Work task
Work out how many lines below contain "Size". Provide only the figure.

******

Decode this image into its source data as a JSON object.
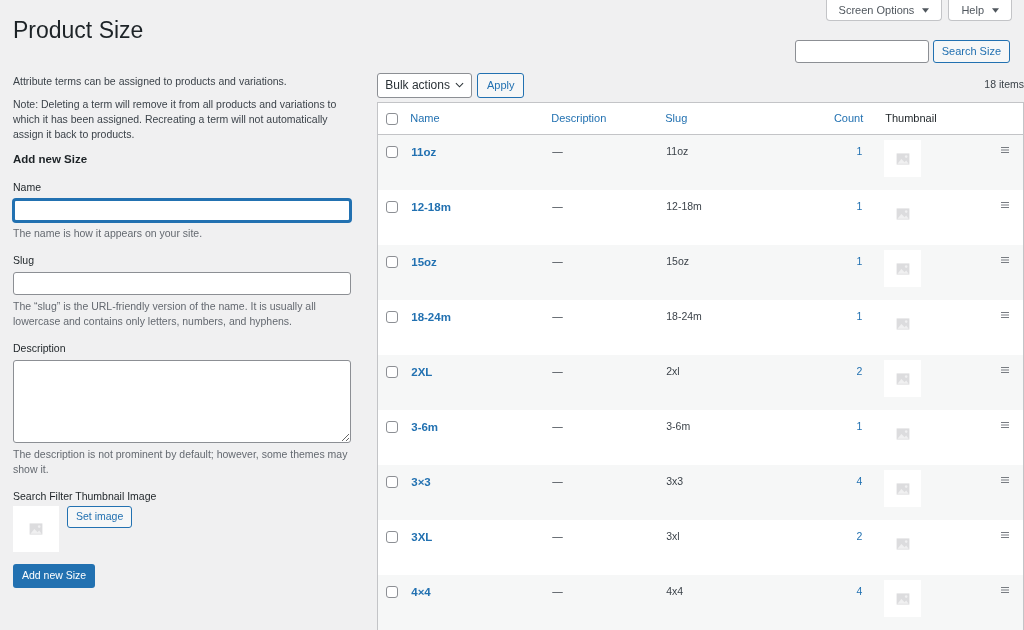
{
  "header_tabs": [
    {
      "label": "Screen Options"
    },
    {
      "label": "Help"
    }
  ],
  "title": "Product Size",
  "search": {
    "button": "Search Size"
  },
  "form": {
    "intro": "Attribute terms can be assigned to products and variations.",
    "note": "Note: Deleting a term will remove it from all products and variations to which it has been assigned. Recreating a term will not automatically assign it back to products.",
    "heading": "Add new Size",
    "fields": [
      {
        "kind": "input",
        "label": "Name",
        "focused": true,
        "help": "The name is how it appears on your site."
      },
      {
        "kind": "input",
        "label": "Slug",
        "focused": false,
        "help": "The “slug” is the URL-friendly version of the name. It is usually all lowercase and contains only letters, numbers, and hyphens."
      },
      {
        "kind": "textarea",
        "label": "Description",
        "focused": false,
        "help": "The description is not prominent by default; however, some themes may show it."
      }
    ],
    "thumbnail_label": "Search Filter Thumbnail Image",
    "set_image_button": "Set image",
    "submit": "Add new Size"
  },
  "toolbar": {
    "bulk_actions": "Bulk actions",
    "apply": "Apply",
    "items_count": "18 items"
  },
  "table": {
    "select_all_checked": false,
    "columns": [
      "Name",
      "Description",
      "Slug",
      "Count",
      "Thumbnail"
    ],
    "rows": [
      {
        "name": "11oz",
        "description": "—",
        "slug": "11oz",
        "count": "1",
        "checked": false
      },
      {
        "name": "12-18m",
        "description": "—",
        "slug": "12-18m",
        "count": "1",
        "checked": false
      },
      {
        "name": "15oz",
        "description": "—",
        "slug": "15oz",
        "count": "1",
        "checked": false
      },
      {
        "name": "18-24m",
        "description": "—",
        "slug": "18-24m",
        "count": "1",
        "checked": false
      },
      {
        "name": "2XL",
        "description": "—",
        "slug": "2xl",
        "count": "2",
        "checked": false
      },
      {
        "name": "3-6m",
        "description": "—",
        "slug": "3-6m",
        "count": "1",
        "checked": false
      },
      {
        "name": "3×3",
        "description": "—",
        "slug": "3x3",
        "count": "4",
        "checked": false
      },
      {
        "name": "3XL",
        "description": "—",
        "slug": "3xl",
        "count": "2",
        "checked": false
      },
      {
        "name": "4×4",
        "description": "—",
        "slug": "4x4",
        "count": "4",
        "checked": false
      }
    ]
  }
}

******

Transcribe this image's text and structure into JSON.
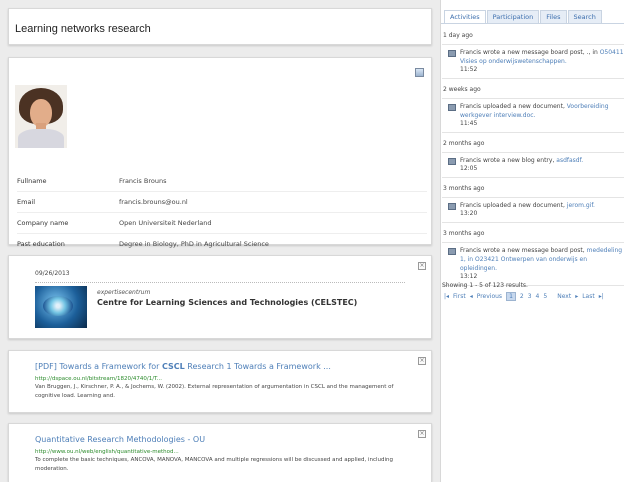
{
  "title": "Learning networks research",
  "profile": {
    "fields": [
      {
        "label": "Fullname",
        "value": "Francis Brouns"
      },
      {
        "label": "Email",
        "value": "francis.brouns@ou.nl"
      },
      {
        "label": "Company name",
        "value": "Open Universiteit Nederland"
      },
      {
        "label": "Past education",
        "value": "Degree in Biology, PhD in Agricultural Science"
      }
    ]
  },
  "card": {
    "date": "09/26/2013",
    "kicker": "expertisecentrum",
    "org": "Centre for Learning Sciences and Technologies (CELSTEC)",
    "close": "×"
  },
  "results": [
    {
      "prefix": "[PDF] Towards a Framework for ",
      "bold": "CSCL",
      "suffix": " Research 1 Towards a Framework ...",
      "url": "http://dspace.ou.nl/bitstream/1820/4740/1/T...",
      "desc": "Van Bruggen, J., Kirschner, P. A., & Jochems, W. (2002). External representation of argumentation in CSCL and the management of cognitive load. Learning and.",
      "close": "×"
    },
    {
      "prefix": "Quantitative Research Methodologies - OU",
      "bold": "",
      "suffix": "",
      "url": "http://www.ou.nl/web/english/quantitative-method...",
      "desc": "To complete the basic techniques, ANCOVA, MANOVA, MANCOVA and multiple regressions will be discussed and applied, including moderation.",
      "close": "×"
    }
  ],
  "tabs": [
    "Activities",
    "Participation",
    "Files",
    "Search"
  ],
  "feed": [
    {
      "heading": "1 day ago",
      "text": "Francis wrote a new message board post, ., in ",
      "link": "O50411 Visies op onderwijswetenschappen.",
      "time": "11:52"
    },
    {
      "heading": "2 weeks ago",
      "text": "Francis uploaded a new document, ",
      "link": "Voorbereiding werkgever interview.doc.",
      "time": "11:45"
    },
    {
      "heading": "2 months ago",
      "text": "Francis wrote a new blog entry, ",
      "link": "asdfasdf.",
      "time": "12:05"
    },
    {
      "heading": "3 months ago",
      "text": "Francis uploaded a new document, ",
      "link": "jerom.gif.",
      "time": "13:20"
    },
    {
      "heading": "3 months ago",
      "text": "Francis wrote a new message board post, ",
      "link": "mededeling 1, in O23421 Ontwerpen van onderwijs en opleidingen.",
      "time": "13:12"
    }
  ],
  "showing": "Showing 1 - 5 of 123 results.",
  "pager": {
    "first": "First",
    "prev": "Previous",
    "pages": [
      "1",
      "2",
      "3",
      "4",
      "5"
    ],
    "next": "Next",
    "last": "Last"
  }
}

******

Result of the exercise
4